Records provided
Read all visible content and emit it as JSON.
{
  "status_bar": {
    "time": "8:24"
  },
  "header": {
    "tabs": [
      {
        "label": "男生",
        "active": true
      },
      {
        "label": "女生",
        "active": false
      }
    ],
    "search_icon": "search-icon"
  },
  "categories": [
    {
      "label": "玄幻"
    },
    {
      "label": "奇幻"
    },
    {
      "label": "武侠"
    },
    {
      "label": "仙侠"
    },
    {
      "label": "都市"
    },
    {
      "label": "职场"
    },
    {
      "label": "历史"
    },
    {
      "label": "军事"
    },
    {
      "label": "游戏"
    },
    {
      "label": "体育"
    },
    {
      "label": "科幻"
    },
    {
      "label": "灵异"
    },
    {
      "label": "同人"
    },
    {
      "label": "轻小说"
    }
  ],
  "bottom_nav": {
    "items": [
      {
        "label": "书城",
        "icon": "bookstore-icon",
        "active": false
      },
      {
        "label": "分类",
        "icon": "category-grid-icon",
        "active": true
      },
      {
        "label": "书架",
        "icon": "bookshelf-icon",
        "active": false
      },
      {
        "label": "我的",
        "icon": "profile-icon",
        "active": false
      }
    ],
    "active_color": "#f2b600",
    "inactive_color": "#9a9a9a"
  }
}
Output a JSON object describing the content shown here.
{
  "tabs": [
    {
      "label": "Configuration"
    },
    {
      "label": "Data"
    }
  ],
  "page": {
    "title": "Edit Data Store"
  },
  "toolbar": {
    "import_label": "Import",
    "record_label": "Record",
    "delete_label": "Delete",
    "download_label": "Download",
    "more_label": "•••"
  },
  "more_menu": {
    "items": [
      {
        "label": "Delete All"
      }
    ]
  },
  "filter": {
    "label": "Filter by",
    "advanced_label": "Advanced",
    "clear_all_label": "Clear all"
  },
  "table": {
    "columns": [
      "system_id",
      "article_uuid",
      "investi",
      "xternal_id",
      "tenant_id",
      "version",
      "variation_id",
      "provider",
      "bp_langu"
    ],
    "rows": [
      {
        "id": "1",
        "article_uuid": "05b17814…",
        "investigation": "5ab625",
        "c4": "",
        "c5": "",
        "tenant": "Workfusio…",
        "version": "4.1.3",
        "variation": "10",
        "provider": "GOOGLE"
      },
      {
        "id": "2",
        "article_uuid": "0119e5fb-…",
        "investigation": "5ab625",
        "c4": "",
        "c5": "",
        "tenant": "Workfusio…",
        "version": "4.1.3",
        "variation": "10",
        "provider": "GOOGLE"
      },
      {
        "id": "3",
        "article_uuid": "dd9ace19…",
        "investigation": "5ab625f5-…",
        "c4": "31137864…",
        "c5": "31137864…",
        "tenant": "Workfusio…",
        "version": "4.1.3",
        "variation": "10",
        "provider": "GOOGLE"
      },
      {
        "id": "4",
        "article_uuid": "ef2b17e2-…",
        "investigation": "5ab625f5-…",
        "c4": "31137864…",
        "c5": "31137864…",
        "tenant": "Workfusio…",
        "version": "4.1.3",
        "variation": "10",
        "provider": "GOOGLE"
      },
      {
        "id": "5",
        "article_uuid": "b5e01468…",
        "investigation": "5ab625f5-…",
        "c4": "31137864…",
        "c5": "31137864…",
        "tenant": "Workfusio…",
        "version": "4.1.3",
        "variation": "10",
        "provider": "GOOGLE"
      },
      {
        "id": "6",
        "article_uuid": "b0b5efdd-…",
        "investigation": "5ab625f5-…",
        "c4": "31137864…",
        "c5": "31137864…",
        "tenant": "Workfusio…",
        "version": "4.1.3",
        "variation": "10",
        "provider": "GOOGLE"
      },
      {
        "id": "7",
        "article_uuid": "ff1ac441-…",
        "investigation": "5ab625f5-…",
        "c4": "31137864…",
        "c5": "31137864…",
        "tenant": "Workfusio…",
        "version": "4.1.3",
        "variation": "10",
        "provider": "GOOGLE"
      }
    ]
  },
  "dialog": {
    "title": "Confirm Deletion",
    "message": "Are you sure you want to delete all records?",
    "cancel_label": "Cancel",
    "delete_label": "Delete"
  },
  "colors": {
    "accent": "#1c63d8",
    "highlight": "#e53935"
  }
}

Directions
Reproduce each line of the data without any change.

Your response
Read all visible content and emit it as JSON.
{
  "status_bar": {
    "time": "8:24"
  },
  "header": {
    "tabs": [
      {
        "label": "男生",
        "active": true
      },
      {
        "label": "女生",
        "active": false
      }
    ],
    "search_icon": "search-icon"
  },
  "categories": [
    {
      "label": "玄幻"
    },
    {
      "label": "奇幻"
    },
    {
      "label": "武侠"
    },
    {
      "label": "仙侠"
    },
    {
      "label": "都市"
    },
    {
      "label": "职场"
    },
    {
      "label": "历史"
    },
    {
      "label": "军事"
    },
    {
      "label": "游戏"
    },
    {
      "label": "体育"
    },
    {
      "label": "科幻"
    },
    {
      "label": "灵异"
    },
    {
      "label": "同人"
    },
    {
      "label": "轻小说"
    }
  ],
  "bottom_nav": {
    "items": [
      {
        "label": "书城",
        "icon": "bookstore-icon",
        "active": false
      },
      {
        "label": "分类",
        "icon": "category-grid-icon",
        "active": true
      },
      {
        "label": "书架",
        "icon": "bookshelf-icon",
        "active": false
      },
      {
        "label": "我的",
        "icon": "profile-icon",
        "active": false
      }
    ],
    "active_color": "#f2b600",
    "inactive_color": "#9a9a9a"
  }
}
Output a JSON object describing the content shown here.
{
  "tabs": [
    {
      "label": "Configuration"
    },
    {
      "label": "Data"
    }
  ],
  "page": {
    "title": "Edit Data Store"
  },
  "toolbar": {
    "import_label": "Import",
    "record_label": "Record",
    "delete_label": "Delete",
    "download_label": "Download",
    "more_label": "•••"
  },
  "more_menu": {
    "items": [
      {
        "label": "Delete All"
      }
    ]
  },
  "filter": {
    "label": "Filter by",
    "advanced_label": "Advanced",
    "clear_all_label": "Clear all"
  },
  "table": {
    "columns": [
      "system_id",
      "article_uuid",
      "investi",
      "xternal_id",
      "tenant_id",
      "version",
      "variation_id",
      "provider",
      "bp_langu"
    ],
    "rows": [
      {
        "id": "1",
        "article_uuid": "05b17814…",
        "investigation": "5ab625",
        "c4": "",
        "c5": "",
        "tenant": "Workfusio…",
        "version": "4.1.3",
        "variation": "10",
        "provider": "GOOGLE"
      },
      {
        "id": "2",
        "article_uuid": "0119e5fb-…",
        "investigation": "5ab625",
        "c4": "",
        "c5": "",
        "tenant": "Workfusio…",
        "version": "4.1.3",
        "variation": "10",
        "provider": "GOOGLE"
      },
      {
        "id": "3",
        "article_uuid": "dd9ace19…",
        "investigation": "5ab625f5-…",
        "c4": "31137864…",
        "c5": "31137864…",
        "tenant": "Workfusio…",
        "version": "4.1.3",
        "variation": "10",
        "provider": "GOOGLE"
      },
      {
        "id": "4",
        "article_uuid": "ef2b17e2-…",
        "investigation": "5ab625f5-…",
        "c4": "31137864…",
        "c5": "31137864…",
        "tenant": "Workfusio…",
        "version": "4.1.3",
        "variation": "10",
        "provider": "GOOGLE"
      },
      {
        "id": "5",
        "article_uuid": "b5e01468…",
        "investigation": "5ab625f5-…",
        "c4": "31137864…",
        "c5": "31137864…",
        "tenant": "Workfusio…",
        "version": "4.1.3",
        "variation": "10",
        "provider": "GOOGLE"
      },
      {
        "id": "6",
        "article_uuid": "b0b5efdd-…",
        "investigation": "5ab625f5-…",
        "c4": "31137864…",
        "c5": "31137864…",
        "tenant": "Workfusio…",
        "version": "4.1.3",
        "variation": "10",
        "provider": "GOOGLE"
      },
      {
        "id": "7",
        "article_uuid": "ff1ac441-…",
        "investigation": "5ab625f5-…",
        "c4": "31137864…",
        "c5": "31137864…",
        "tenant": "Workfusio…",
        "version": "4.1.3",
        "variation": "10",
        "provider": "GOOGLE"
      }
    ]
  },
  "dialog": {
    "title": "Confirm Deletion",
    "message": "Are you sure you want to delete all records?",
    "cancel_label": "Cancel",
    "delete_label": "Delete"
  },
  "colors": {
    "accent": "#1c63d8",
    "highlight": "#e53935"
  }
}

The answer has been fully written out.